▸ **What you will do**
Copy every record below exactly.

▸ **Data records**
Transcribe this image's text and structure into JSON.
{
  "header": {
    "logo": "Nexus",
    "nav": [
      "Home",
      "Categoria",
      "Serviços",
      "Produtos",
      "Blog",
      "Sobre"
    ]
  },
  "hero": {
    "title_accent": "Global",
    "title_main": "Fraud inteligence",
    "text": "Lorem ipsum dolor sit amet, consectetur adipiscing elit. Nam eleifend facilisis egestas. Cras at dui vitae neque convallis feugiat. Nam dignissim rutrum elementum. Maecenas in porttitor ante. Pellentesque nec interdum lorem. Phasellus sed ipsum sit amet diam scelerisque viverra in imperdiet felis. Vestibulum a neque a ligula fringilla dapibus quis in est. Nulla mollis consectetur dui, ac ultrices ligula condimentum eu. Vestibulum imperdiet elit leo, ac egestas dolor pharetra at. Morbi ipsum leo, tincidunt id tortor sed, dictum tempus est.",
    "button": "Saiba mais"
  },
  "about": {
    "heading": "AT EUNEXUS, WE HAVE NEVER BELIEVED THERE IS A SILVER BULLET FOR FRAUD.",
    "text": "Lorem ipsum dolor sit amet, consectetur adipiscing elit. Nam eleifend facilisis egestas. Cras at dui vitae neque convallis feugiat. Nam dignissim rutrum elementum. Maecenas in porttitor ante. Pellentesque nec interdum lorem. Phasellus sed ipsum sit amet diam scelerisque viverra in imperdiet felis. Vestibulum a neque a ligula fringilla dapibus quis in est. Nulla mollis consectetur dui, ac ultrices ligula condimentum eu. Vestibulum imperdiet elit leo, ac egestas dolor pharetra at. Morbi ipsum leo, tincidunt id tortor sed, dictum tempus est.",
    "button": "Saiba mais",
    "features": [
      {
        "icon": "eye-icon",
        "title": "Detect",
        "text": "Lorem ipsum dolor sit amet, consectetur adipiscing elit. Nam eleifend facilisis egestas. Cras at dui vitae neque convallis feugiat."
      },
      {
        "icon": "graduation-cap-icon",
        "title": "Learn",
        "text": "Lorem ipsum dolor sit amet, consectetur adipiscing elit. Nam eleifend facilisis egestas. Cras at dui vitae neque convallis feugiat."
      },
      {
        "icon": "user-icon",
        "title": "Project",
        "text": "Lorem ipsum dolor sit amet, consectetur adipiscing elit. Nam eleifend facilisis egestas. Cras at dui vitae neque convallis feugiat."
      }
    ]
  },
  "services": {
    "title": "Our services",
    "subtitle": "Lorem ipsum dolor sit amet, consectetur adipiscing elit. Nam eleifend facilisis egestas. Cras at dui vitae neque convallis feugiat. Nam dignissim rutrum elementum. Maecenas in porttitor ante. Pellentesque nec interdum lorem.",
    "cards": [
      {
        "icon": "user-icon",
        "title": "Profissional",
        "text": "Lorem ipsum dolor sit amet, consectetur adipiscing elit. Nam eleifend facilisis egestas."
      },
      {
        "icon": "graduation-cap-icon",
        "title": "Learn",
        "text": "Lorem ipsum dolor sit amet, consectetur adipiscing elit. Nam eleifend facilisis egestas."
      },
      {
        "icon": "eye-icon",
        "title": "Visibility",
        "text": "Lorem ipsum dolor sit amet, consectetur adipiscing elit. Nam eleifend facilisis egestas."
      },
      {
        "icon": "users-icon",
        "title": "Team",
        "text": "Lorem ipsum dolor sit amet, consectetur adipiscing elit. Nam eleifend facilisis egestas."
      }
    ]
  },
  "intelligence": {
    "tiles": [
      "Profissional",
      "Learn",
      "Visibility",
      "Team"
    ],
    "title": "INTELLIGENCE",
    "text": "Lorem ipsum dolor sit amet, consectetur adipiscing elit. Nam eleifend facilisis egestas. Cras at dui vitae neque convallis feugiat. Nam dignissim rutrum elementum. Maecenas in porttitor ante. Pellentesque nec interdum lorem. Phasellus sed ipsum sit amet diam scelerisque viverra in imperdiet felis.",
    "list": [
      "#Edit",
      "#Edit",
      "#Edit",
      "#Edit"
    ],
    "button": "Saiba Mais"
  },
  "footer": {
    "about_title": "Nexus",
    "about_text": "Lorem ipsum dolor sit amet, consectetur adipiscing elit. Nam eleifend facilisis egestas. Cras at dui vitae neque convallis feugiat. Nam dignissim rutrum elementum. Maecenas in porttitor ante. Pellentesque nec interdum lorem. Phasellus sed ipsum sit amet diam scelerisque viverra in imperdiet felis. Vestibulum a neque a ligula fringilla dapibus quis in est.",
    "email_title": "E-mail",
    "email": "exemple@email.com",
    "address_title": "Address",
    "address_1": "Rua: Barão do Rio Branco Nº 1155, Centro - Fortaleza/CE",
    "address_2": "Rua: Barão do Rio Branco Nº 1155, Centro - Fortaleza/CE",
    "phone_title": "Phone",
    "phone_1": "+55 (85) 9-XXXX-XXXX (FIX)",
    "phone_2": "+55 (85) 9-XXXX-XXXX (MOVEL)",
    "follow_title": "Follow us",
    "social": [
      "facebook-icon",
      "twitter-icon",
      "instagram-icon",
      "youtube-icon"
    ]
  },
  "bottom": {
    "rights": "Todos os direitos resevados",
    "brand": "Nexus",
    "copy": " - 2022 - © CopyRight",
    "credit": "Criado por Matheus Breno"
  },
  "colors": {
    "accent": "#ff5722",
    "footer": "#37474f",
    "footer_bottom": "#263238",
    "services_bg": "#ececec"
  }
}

▸ **Your response**
Transcribe this image's text and structure into JSON.
{
  "header": {
    "logo": "Nexus",
    "nav": [
      "Home",
      "Categoria",
      "Serviços",
      "Produtos",
      "Blog",
      "Sobre"
    ]
  },
  "hero": {
    "title_accent": "Global",
    "title_main": "Fraud inteligence",
    "text": "Lorem ipsum dolor sit amet, consectetur adipiscing elit. Nam eleifend facilisis egestas. Cras at dui vitae neque convallis feugiat. Nam dignissim rutrum elementum. Maecenas in porttitor ante. Pellentesque nec interdum lorem. Phasellus sed ipsum sit amet diam scelerisque viverra in imperdiet felis. Vestibulum a neque a ligula fringilla dapibus quis in est. Nulla mollis consectetur dui, ac ultrices ligula condimentum eu. Vestibulum imperdiet elit leo, ac egestas dolor pharetra at. Morbi ipsum leo, tincidunt id tortor sed, dictum tempus est.",
    "button": "Saiba mais"
  },
  "about": {
    "heading": "AT EUNEXUS, WE HAVE NEVER BELIEVED THERE IS A SILVER BULLET FOR FRAUD.",
    "text": "Lorem ipsum dolor sit amet, consectetur adipiscing elit. Nam eleifend facilisis egestas. Cras at dui vitae neque convallis feugiat. Nam dignissim rutrum elementum. Maecenas in porttitor ante. Pellentesque nec interdum lorem. Phasellus sed ipsum sit amet diam scelerisque viverra in imperdiet felis. Vestibulum a neque a ligula fringilla dapibus quis in est. Nulla mollis consectetur dui, ac ultrices ligula condimentum eu. Vestibulum imperdiet elit leo, ac egestas dolor pharetra at. Morbi ipsum leo, tincidunt id tortor sed, dictum tempus est.",
    "button": "Saiba mais",
    "features": [
      {
        "icon": "eye-icon",
        "title": "Detect",
        "text": "Lorem ipsum dolor sit amet, consectetur adipiscing elit. Nam eleifend facilisis egestas. Cras at dui vitae neque convallis feugiat."
      },
      {
        "icon": "graduation-cap-icon",
        "title": "Learn",
        "text": "Lorem ipsum dolor sit amet, consectetur adipiscing elit. Nam eleifend facilisis egestas. Cras at dui vitae neque convallis feugiat."
      },
      {
        "icon": "user-icon",
        "title": "Project",
        "text": "Lorem ipsum dolor sit amet, consectetur adipiscing elit. Nam eleifend facilisis egestas. Cras at dui vitae neque convallis feugiat."
      }
    ]
  },
  "services": {
    "title": "Our services",
    "subtitle": "Lorem ipsum dolor sit amet, consectetur adipiscing elit. Nam eleifend facilisis egestas. Cras at dui vitae neque convallis feugiat. Nam dignissim rutrum elementum. Maecenas in porttitor ante. Pellentesque nec interdum lorem.",
    "cards": [
      {
        "icon": "user-icon",
        "title": "Profissional",
        "text": "Lorem ipsum dolor sit amet, consectetur adipiscing elit. Nam eleifend facilisis egestas."
      },
      {
        "icon": "graduation-cap-icon",
        "title": "Learn",
        "text": "Lorem ipsum dolor sit amet, consectetur adipiscing elit. Nam eleifend facilisis egestas."
      },
      {
        "icon": "eye-icon",
        "title": "Visibility",
        "text": "Lorem ipsum dolor sit amet, consectetur adipiscing elit. Nam eleifend facilisis egestas."
      },
      {
        "icon": "users-icon",
        "title": "Team",
        "text": "Lorem ipsum dolor sit amet, consectetur adipiscing elit. Nam eleifend facilisis egestas."
      }
    ]
  },
  "intelligence": {
    "tiles": [
      "Profissional",
      "Learn",
      "Visibility",
      "Team"
    ],
    "title": "INTELLIGENCE",
    "text": "Lorem ipsum dolor sit amet, consectetur adipiscing elit. Nam eleifend facilisis egestas. Cras at dui vitae neque convallis feugiat. Nam dignissim rutrum elementum. Maecenas in porttitor ante. Pellentesque nec interdum lorem. Phasellus sed ipsum sit amet diam scelerisque viverra in imperdiet felis.",
    "list": [
      "#Edit",
      "#Edit",
      "#Edit",
      "#Edit"
    ],
    "button": "Saiba Mais"
  },
  "footer": {
    "about_title": "Nexus",
    "about_text": "Lorem ipsum dolor sit amet, consectetur adipiscing elit. Nam eleifend facilisis egestas. Cras at dui vitae neque convallis feugiat. Nam dignissim rutrum elementum. Maecenas in porttitor ante. Pellentesque nec interdum lorem. Phasellus sed ipsum sit amet diam scelerisque viverra in imperdiet felis. Vestibulum a neque a ligula fringilla dapibus quis in est.",
    "email_title": "E-mail",
    "email": "exemple@email.com",
    "address_title": "Address",
    "address_1": "Rua: Barão do Rio Branco Nº 1155, Centro - Fortaleza/CE",
    "address_2": "Rua: Barão do Rio Branco Nº 1155, Centro - Fortaleza/CE",
    "phone_title": "Phone",
    "phone_1": "+55 (85) 9-XXXX-XXXX (FIX)",
    "phone_2": "+55 (85) 9-XXXX-XXXX (MOVEL)",
    "follow_title": "Follow us",
    "social": [
      "facebook-icon",
      "twitter-icon",
      "instagram-icon",
      "youtube-icon"
    ]
  },
  "bottom": {
    "rights": "Todos os direitos resevados",
    "brand": "Nexus",
    "copy": " - 2022 - © CopyRight",
    "credit": "Criado por Matheus Breno"
  },
  "colors": {
    "accent": "#ff5722",
    "footer": "#37474f",
    "footer_bottom": "#263238",
    "services_bg": "#ececec"
  }
}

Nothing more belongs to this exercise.